There were an estimated 657,000 job vacancies advertised between February and April, which represents a growth of 8 per cent, 48,400, compared with the last quarter.
Martin Hathaway, managing director of the Chamber, said: “The decline in unemployment and rise in payroll employment is a promising sight and confirms our hopes that the UK jobs market is beginning to bounce back from the tragic effects of the pandemic.
“Ongoing financial support from the government and the reopening of the economy has helped to drive employment and bring those who were furloughed back into work.
“We are optimistic about the increase in job vacancies as this points to an encouraging rise in demand for labour as the economy reopens.
“UK unemployment looks on track to peak at a much lower level than in recent recessions, which is a positive outcome.
“However, any delays to the planned roadmap, and subsequent full reopening of the economy, may see the current trajectory taking a dip, creating renewed job losses, particularly if government support doesn’t keep in line with the roadmap, allowing firms to fall behind once again.”
Analysts said the ONS data showed the labour market was preparing for the end of many of the curbs imposed by Prime Minister Boris Johnson in January, thanks to the country’s swift Covid-19 vaccination programme. Yael Selfin, chief economist at KPMG UK, said: “As the economy prepares to re-open fully and economic activity picks up, businesses have increased their hiring to meet the rise in demand.”
Chamber board member Andy Turner, managing director of First Choice Recruitment, said: “As a recruitment agency, we are quickly approaching our 30th year in business and we have seen many ups and downs, including three recessions, but I’ve seen nothing like the current market.
“Certain sectors have been decimated by Covid-19 but many others have flourished creating job shortages in most other sectors. These shortages are threatening the country’s recovery.
“The extremely generous furloughing scheme is masking the real situation of which we won’t know the real effect until this scheme closes in September but before the virus hit us, we were, in effect, in full employment made worse with the net loss of lots of our Eastern European co-workers who have left probably never to return – although the figures don’t agree, I suspect we are approaching full employment once more at a rapid rate.
“We are certainly seeing a massive upturn in demand for staff especially in manufacturing, production and associated industries as we all continue to eat and drink, some people have more disposable income all multiplied by ‘staycations’.
“It may take a change of direction for some people as they re-think their career, but I’d encourage anyone to look at their own transferable skills as the rewards will follow.”
Simon Robinson, director of Huddersfield-based Red Diamond Executive Headhunters, said the figures supported the current feeling of positivity.
He added: “As the UK emerges from restrictions, some big hitters are already announcing their intention to recruit, which is really positive.
“The news that the economy has grown by 2.1 per cent in March is also cause for optimism that we are beginning to get back on track.
“The recovery from an event as devastating as this pandemic will inevitably be a slow process but we can be cautiously optimistic about the jobs market and the economy as a whole.”
Sign that economy is picking up

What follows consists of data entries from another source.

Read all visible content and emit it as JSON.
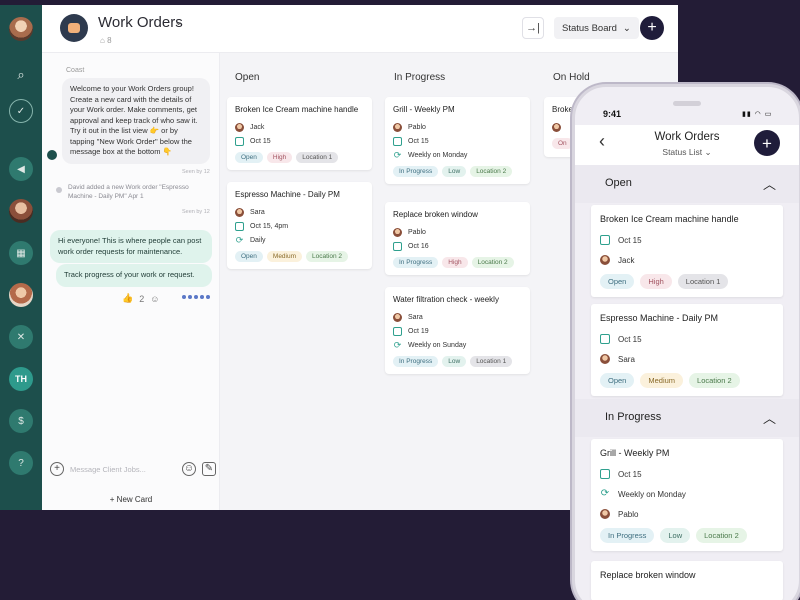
{
  "desktop": {
    "header": {
      "title": "Work Orders",
      "subtitle": "8",
      "view": "Status Board"
    },
    "rail": {
      "initials": "TH"
    },
    "chat": {
      "sender": "Coast",
      "welcome": "Welcome to your Work Orders group! Create a new card with the details of your Work order. Make comments, get approval and keep track of who saw it. Try it out in the list view 👉 or by tapping \"New Work Order\" below the message box at the bottom 👇",
      "welcome_time": "Seen by 12",
      "system": "David added a new Work order \"Espresso Machine - Daily PM\" Apr 1",
      "system_time": "Seen by 12",
      "msg1": "Hi everyone! This is where people can post work order requests for maintenance.",
      "msg2": "Track progress of your work or request.",
      "reaction_count": "2",
      "placeholder": "Message Client Jobs...",
      "new_card": "+ New Card"
    },
    "columns": [
      {
        "title": "Open",
        "cards": [
          {
            "title": "Broken Ice Cream machine handle",
            "assignee": "Jack",
            "date": "Oct 15",
            "tags": [
              "Open",
              "High",
              "Location 1"
            ]
          },
          {
            "title": "Espresso Machine - Daily PM",
            "assignee": "Sara",
            "date": "Oct 15, 4pm",
            "repeat": "Daily",
            "tags": [
              "Open",
              "Medium",
              "Location 2"
            ]
          }
        ]
      },
      {
        "title": "In Progress",
        "cards": [
          {
            "title": "Grill - Weekly PM",
            "assignee": "Pablo",
            "date": "Oct 15",
            "repeat": "Weekly on Monday",
            "tags": [
              "In Progress",
              "Low",
              "Location 2"
            ]
          },
          {
            "title": "Replace broken window",
            "assignee": "Pablo",
            "date": "Oct 16",
            "tags": [
              "In Progress",
              "High",
              "Location 2"
            ]
          },
          {
            "title": "Water filtration check - weekly",
            "assignee": "Sara",
            "date": "Oct 19",
            "repeat": "Weekly on Sunday",
            "tags": [
              "In Progress",
              "Low",
              "Location 1"
            ]
          }
        ]
      },
      {
        "title": "On Hold",
        "cards": [
          {
            "title": "Broke",
            "tags": [
              "On"
            ]
          }
        ]
      }
    ]
  },
  "phone": {
    "time": "9:41",
    "title": "Work Orders",
    "view": "Status List",
    "sections": [
      {
        "title": "Open",
        "cards": [
          {
            "title": "Broken Ice Cream machine handle",
            "date": "Oct 15",
            "assignee": "Jack",
            "tags": [
              "Open",
              "High",
              "Location 1"
            ]
          },
          {
            "title": "Espresso Machine - Daily PM",
            "date": "Oct 15",
            "assignee": "Sara",
            "tags": [
              "Open",
              "Medium",
              "Location 2"
            ]
          }
        ]
      },
      {
        "title": "In Progress",
        "cards": [
          {
            "title": "Grill - Weekly PM",
            "date": "Oct 15",
            "repeat": "Weekly on Monday",
            "assignee": "Pablo",
            "tags": [
              "In Progress",
              "Low",
              "Location 2"
            ]
          },
          {
            "title": "Replace broken window"
          }
        ]
      }
    ]
  }
}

Modest increases in employment rates and the highest level of vacancies since March 2020 indicate stability in the jobs market and a sign that the economy is picking up, says Gill North, industrial manager at Huddersfield employment agency Stafflex.
She said: We predict that business confidence will continue to grow as a result of the UK’s strong and robust vaccination programme which has enabled the country to open up again.
“The worst hit industries such as arts, travel and entertainment will start to recover in the third quarter and fourth quarter provided that there are no further outbreaks of different coronavirus variants.”
Support The Yorkshire Post and become a subscriber today.
Your subscription will help us to continue to bring quality news to the people of Yorkshire. In return, you'll see fewer ads on site, get free access to our app and receive exclusive members-only offers.
So, please - if you can - pay for our work. Just £5 per month is the starting point. If you think that which we are trying to achieve is worth more, you can pay us what you think we are worth. By doing so, you will be investing in something that is becoming increasingly rare. Independent journalism that cares less about right and left and more about right and wrong. Journalism you can trust.